  • Caritas-Internationalis
    Permalink Gallery

    Caritas to stress delivering for the poor at World Economic Forum in Davos

Caritas to stress delivering for the poor at World Economic Forum in Davos

By |17 August 2008|

Vatican City, 17 January - Caritas Internationalis Secretary General Lesley-Anne Knight will call for a renewed commitment to tackling poverty from the world’s most powerful political and economic leaders as she attends the World Economic Forum (WEF) in Davos, Switzerland. The Secretary General of the Caritas Confederation’s 162 national Catholic charities says that reviving momentum behind the Millennium Development Goals will be her main objective at the Davos meeting, which begins Wednesday, 23 January. The Millennium Development Goals are a series of anti-poverty targets that UN member states agreed to meet by 2015. Caritas says the targets will be mostly missed, partly due to broken promises on funding by some of the world’s richest nations. The annual WEF brings together business leaders, politicians and heads of state, with artists, academics, religious leaders, and other civil society representatives. It will be the first time a Caritas Internationalis Secretary General has attended the WEF. The [...]

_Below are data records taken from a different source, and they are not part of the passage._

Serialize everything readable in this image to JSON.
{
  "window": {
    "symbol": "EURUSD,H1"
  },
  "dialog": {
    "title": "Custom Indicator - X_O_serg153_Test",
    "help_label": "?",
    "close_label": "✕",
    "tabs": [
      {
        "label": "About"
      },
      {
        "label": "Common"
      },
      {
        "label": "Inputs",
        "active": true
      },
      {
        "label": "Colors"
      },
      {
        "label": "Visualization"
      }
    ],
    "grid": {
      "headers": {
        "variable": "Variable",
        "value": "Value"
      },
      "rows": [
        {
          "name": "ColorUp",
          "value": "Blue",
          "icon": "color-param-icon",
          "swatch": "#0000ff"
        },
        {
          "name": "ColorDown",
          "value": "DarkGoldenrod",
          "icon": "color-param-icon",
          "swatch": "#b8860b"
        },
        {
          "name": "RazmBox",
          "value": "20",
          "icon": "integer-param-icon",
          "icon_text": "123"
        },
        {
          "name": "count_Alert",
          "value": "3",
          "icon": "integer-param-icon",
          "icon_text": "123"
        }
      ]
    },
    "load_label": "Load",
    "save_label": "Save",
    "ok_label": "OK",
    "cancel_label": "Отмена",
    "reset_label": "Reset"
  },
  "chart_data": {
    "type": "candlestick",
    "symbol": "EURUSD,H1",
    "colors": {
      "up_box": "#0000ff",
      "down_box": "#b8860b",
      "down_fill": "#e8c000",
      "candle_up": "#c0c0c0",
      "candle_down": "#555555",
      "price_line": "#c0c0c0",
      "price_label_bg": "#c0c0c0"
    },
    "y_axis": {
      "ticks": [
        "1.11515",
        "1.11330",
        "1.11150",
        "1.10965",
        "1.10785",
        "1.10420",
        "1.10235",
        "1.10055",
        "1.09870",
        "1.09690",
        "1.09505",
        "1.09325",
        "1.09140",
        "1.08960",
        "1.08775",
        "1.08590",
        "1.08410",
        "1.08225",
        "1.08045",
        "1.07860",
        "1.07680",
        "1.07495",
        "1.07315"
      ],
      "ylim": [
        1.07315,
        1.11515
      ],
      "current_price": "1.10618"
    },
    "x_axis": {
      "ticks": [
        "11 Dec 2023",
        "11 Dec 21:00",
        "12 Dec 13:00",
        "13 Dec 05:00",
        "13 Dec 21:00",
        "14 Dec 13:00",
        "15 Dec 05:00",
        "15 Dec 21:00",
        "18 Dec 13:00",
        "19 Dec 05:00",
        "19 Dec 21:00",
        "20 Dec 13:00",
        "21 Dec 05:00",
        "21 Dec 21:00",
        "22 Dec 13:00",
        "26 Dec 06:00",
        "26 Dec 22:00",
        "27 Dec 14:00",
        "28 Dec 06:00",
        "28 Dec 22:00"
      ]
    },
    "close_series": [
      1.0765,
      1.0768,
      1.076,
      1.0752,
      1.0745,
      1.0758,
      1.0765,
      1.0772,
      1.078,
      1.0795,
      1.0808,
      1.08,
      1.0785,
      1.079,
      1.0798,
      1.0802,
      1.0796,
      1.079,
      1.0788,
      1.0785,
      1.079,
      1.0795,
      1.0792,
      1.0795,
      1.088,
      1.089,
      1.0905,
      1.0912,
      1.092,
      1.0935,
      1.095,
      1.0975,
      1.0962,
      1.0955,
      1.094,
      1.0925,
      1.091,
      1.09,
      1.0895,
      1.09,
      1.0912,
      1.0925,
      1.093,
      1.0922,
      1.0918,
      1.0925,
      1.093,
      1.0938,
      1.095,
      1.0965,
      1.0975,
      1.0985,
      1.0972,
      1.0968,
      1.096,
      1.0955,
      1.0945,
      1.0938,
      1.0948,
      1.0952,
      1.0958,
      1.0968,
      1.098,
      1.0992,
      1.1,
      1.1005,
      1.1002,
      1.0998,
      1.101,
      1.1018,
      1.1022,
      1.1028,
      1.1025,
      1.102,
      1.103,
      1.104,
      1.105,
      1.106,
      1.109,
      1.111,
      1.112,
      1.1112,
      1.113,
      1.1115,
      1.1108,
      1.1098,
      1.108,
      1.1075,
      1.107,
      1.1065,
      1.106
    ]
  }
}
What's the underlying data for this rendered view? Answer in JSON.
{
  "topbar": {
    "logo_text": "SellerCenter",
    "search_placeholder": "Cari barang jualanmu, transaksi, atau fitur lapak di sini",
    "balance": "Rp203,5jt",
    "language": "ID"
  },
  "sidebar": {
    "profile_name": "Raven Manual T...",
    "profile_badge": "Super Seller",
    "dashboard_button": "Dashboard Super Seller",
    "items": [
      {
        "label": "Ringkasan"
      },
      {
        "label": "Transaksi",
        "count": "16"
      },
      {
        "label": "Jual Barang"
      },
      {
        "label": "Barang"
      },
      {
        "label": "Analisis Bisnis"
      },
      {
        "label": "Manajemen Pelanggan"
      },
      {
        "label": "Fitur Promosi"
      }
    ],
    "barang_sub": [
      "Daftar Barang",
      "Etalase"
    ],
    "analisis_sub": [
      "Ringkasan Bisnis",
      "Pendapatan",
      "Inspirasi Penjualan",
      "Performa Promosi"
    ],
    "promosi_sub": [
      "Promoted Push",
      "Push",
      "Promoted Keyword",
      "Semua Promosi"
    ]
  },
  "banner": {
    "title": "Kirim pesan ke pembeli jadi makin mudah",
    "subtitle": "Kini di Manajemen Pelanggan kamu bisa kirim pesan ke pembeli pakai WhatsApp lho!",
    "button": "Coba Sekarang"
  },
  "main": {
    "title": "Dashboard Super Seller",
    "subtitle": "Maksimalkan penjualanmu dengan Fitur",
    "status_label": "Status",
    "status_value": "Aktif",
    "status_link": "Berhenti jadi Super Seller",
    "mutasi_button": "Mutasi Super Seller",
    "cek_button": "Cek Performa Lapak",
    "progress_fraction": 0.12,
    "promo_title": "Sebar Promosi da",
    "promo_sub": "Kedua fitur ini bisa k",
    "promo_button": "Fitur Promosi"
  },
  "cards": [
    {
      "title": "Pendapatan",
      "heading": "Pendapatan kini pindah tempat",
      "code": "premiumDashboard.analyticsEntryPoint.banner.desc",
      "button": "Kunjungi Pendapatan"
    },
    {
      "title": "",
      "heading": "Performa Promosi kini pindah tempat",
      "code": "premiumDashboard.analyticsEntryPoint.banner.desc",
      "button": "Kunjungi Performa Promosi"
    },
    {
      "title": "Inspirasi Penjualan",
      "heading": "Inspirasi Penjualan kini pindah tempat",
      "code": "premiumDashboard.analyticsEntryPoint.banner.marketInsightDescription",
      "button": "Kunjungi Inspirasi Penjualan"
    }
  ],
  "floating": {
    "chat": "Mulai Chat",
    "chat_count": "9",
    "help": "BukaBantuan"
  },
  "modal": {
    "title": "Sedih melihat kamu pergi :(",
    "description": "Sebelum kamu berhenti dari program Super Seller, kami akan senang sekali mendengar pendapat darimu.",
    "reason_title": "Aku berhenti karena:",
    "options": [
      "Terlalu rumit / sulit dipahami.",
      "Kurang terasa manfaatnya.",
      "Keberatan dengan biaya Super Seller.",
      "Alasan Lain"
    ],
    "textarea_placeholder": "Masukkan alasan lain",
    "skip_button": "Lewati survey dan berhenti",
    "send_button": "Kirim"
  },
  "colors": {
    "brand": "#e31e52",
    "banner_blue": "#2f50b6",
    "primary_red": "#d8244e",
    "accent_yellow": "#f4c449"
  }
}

African Church calls for better aid

By |17 August 2008|

Church leaders in Africa say development aid to the poorest must not just be measured in quantity but also in the extent it transforms the lives of the poor. In a ecumenical statement released ahead of a key aid effectiveness summit in Accra, Ghana, 2 – 4 September, the AACC (All Africa Conference of Churches) and SECAM (Symposium of Episcopal Conference in Africa and Madagascar) say the levels of poverty in Africa are unacceptable. With a 600 million membership, Church leaders are urging for change in the way aid money is spent. They want to see a greater decision making role on how aid is delivered given to the local communities it is supposed to help. The African Churches and Caritas will be at the negotiating table in Accra. They will attempt to influence the aid donor and recipient government officials and international organizations. The African Church is a major provider of health, [...]

Make aid work at Accra summit

By |17 August 2008|

About 29,000 children under the age of five die every day, that’s 21 each minute, mainly from preventable causes. Caritas has joined African Churches and international faith based organisations to say that we can do something about this by using aid as a hand up rather than a hand out. The power to do that partly lies with over 800 representatives of multilateral and bilateral donors, developing country governments, and civil society organisations who will be attending a key meeting on how aid is spent in Accra, Ghana from 2 to 4 September. Delegates arriving in Accra need look no further than their doorstep to see how aid can change lives if used wisely. Ghana is successfully implementing a national school feeding programme using locally produced foods. The Caritas Internationalis Delegation to the Accra High-Level Forum on Aid Effectiveness is being headed by René Grotenhuis, Director of Cordaid (Caritas Netherlands) and includes Caritas [...]

Support Caritas